Since 1999, over 1,500 seeds of more than 40 different designs from 18 manufacturers have been calibrated using the WAFAC. On-site characterization at seed manufacturing plants for quality control, as well as at therapy clinics for treatment planning, relies on well-ionization chamber measurements. Following the primary standard measurement of air-kerma strength, the responses of several well-ionization chambers to the various seed sources are determined. The ratio of air-kerma strength to well-chamber response yields a calibration coefficient for the well-ionization chamber for a given seed type. Such calibration coefficients enable well-ionization chambers to be employed at therapy clinics for verification of seed air-kerma strength, which is used to calculate dose rates to ensure effective treatment planning.

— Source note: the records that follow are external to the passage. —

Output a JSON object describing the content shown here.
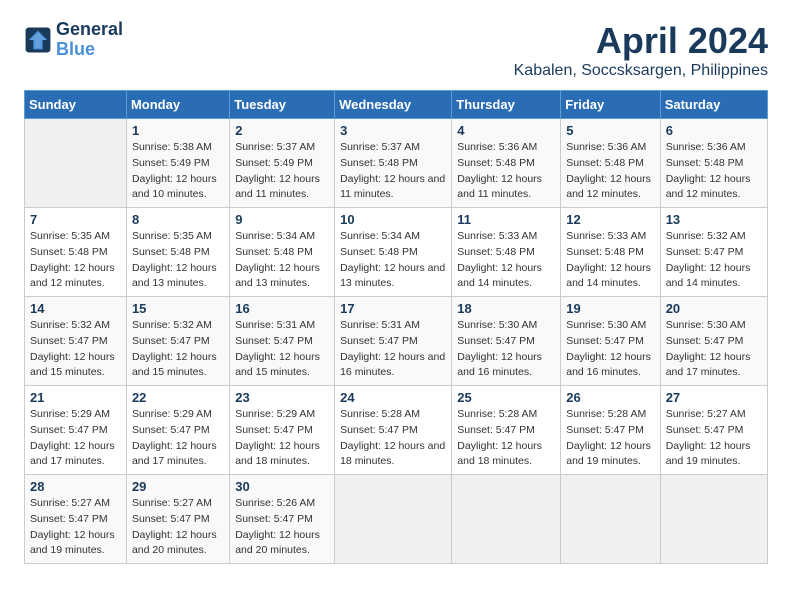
{
  "header": {
    "logo_line1": "General",
    "logo_line2": "Blue",
    "month_title": "April 2024",
    "location": "Kabalen, Soccsksargen, Philippines"
  },
  "weekdays": [
    "Sunday",
    "Monday",
    "Tuesday",
    "Wednesday",
    "Thursday",
    "Friday",
    "Saturday"
  ],
  "weeks": [
    [
      {
        "day": "",
        "empty": true
      },
      {
        "day": "1",
        "sunrise": "5:38 AM",
        "sunset": "5:49 PM",
        "daylight": "12 hours and 10 minutes."
      },
      {
        "day": "2",
        "sunrise": "5:37 AM",
        "sunset": "5:49 PM",
        "daylight": "12 hours and 11 minutes."
      },
      {
        "day": "3",
        "sunrise": "5:37 AM",
        "sunset": "5:48 PM",
        "daylight": "12 hours and 11 minutes."
      },
      {
        "day": "4",
        "sunrise": "5:36 AM",
        "sunset": "5:48 PM",
        "daylight": "12 hours and 11 minutes."
      },
      {
        "day": "5",
        "sunrise": "5:36 AM",
        "sunset": "5:48 PM",
        "daylight": "12 hours and 12 minutes."
      },
      {
        "day": "6",
        "sunrise": "5:36 AM",
        "sunset": "5:48 PM",
        "daylight": "12 hours and 12 minutes."
      }
    ],
    [
      {
        "day": "7",
        "sunrise": "5:35 AM",
        "sunset": "5:48 PM",
        "daylight": "12 hours and 12 minutes."
      },
      {
        "day": "8",
        "sunrise": "5:35 AM",
        "sunset": "5:48 PM",
        "daylight": "12 hours and 13 minutes."
      },
      {
        "day": "9",
        "sunrise": "5:34 AM",
        "sunset": "5:48 PM",
        "daylight": "12 hours and 13 minutes."
      },
      {
        "day": "10",
        "sunrise": "5:34 AM",
        "sunset": "5:48 PM",
        "daylight": "12 hours and 13 minutes."
      },
      {
        "day": "11",
        "sunrise": "5:33 AM",
        "sunset": "5:48 PM",
        "daylight": "12 hours and 14 minutes."
      },
      {
        "day": "12",
        "sunrise": "5:33 AM",
        "sunset": "5:48 PM",
        "daylight": "12 hours and 14 minutes."
      },
      {
        "day": "13",
        "sunrise": "5:32 AM",
        "sunset": "5:47 PM",
        "daylight": "12 hours and 14 minutes."
      }
    ],
    [
      {
        "day": "14",
        "sunrise": "5:32 AM",
        "sunset": "5:47 PM",
        "daylight": "12 hours and 15 minutes."
      },
      {
        "day": "15",
        "sunrise": "5:32 AM",
        "sunset": "5:47 PM",
        "daylight": "12 hours and 15 minutes."
      },
      {
        "day": "16",
        "sunrise": "5:31 AM",
        "sunset": "5:47 PM",
        "daylight": "12 hours and 15 minutes."
      },
      {
        "day": "17",
        "sunrise": "5:31 AM",
        "sunset": "5:47 PM",
        "daylight": "12 hours and 16 minutes."
      },
      {
        "day": "18",
        "sunrise": "5:30 AM",
        "sunset": "5:47 PM",
        "daylight": "12 hours and 16 minutes."
      },
      {
        "day": "19",
        "sunrise": "5:30 AM",
        "sunset": "5:47 PM",
        "daylight": "12 hours and 16 minutes."
      },
      {
        "day": "20",
        "sunrise": "5:30 AM",
        "sunset": "5:47 PM",
        "daylight": "12 hours and 17 minutes."
      }
    ],
    [
      {
        "day": "21",
        "sunrise": "5:29 AM",
        "sunset": "5:47 PM",
        "daylight": "12 hours and 17 minutes."
      },
      {
        "day": "22",
        "sunrise": "5:29 AM",
        "sunset": "5:47 PM",
        "daylight": "12 hours and 17 minutes."
      },
      {
        "day": "23",
        "sunrise": "5:29 AM",
        "sunset": "5:47 PM",
        "daylight": "12 hours and 18 minutes."
      },
      {
        "day": "24",
        "sunrise": "5:28 AM",
        "sunset": "5:47 PM",
        "daylight": "12 hours and 18 minutes."
      },
      {
        "day": "25",
        "sunrise": "5:28 AM",
        "sunset": "5:47 PM",
        "daylight": "12 hours and 18 minutes."
      },
      {
        "day": "26",
        "sunrise": "5:28 AM",
        "sunset": "5:47 PM",
        "daylight": "12 hours and 19 minutes."
      },
      {
        "day": "27",
        "sunrise": "5:27 AM",
        "sunset": "5:47 PM",
        "daylight": "12 hours and 19 minutes."
      }
    ],
    [
      {
        "day": "28",
        "sunrise": "5:27 AM",
        "sunset": "5:47 PM",
        "daylight": "12 hours and 19 minutes."
      },
      {
        "day": "29",
        "sunrise": "5:27 AM",
        "sunset": "5:47 PM",
        "daylight": "12 hours and 20 minutes."
      },
      {
        "day": "30",
        "sunrise": "5:26 AM",
        "sunset": "5:47 PM",
        "daylight": "12 hours and 20 minutes."
      },
      {
        "day": "",
        "empty": true
      },
      {
        "day": "",
        "empty": true
      },
      {
        "day": "",
        "empty": true
      },
      {
        "day": "",
        "empty": true
      }
    ]
  ]
}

To understand the relationship between well-ionization chamber response and WAFAC-measured air-kerma strength for prostate brachytherapy seeds, emergent x-ray spectra are measured with a high-purity germanium (HPGe) spectrometer. Knowledge of seed spectra allows separation of well-ionization chamber response effects due to spectrum differences from those due to seed internal structure and self-absorption, which influence the anisotropy of x-ray emissions from the seed. The relative response of calibration instruments has been observed to depend on such anisotropy. Seed manufacturers periodically send batches of three to five seeds to NIST for calibration. These seeds are then forwarded to several Accredited Dosimetry Calibration Laboratories (ADCLs) to establish and subsequently maintain the secondary standard at these laboratories for use in calibrating clinical well-ionization chambers. To ensure that seeds submitted for WAFAC calibration are consistent and representative of that particular seed design so that associated errors will not be propagated down the traceability chain to the ADCLs, seed manufacturers, and therapy clinics, several additional tests have been implemented. The distribution of radioactive material within a seed is mapped using radiochromic-film contact exposures. The in-air anisotropy of seeds is studied by taking WAFAC and x-ray spectrometry measurements at discrete rotation angles about the long axis and the axis perpendicular to the mid-point of the long axis of the seed, respectively. The "air-anisotropy ratio", calculated from the results of angular x-ray measurements, has proven to be a useful parameter for explaining differences in well-chamber response observed for different seed models having the same emergent spectrum on their transverse axis.